**Aim of the exercise**
Your response should contain every line from the data below that holds the string "Stand".

### Provided information ###

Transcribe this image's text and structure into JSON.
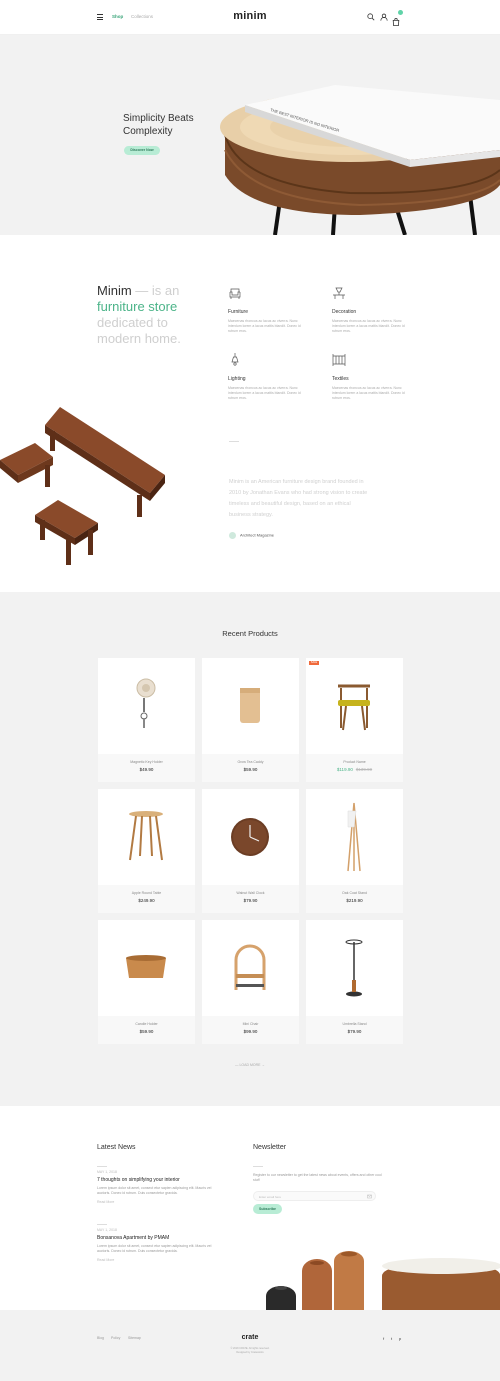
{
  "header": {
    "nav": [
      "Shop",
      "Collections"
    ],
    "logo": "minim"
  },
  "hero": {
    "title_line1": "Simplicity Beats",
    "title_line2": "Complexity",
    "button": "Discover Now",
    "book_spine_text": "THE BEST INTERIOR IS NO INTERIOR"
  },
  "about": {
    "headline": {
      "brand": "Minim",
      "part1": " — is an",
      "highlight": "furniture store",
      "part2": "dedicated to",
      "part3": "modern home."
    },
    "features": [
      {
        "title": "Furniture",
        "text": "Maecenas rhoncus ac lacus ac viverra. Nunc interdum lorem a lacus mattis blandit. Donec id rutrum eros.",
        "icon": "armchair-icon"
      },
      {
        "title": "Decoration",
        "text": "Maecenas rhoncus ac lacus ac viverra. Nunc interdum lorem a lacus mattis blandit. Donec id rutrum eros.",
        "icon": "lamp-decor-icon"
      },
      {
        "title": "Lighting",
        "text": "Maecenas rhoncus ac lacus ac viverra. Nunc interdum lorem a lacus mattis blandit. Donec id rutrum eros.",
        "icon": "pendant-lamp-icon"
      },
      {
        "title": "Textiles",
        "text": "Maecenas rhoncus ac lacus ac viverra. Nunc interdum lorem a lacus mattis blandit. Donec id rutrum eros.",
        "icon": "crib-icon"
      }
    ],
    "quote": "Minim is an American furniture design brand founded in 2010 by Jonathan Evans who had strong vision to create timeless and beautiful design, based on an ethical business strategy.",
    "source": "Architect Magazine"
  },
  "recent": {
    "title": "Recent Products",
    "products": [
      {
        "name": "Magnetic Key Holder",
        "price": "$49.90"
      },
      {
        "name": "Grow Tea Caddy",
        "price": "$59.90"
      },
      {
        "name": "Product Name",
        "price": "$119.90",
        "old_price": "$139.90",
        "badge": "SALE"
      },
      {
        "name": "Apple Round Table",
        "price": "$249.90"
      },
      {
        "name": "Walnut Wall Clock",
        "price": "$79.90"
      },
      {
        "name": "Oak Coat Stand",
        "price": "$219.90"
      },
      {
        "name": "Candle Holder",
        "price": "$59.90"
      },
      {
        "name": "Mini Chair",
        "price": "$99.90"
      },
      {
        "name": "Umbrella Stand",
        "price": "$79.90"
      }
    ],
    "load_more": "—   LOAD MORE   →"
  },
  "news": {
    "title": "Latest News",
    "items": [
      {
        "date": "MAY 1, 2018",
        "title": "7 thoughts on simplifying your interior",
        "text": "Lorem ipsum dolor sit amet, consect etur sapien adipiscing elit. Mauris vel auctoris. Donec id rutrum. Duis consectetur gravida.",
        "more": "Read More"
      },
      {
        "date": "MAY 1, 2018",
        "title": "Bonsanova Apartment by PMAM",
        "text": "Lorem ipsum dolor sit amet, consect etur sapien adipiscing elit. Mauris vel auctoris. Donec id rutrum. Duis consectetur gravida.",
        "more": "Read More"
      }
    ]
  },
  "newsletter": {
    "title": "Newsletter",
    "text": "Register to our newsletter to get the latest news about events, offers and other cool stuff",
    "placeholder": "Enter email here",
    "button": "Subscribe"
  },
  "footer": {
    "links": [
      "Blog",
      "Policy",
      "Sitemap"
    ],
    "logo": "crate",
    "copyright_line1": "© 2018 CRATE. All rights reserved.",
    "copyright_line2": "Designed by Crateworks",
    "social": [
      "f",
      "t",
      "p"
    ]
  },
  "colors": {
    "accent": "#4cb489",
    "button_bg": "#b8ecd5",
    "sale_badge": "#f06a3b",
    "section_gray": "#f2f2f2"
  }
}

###

**Result below**
        "name": "Oak Coat Stand",
        "name": "Umbrella Stand",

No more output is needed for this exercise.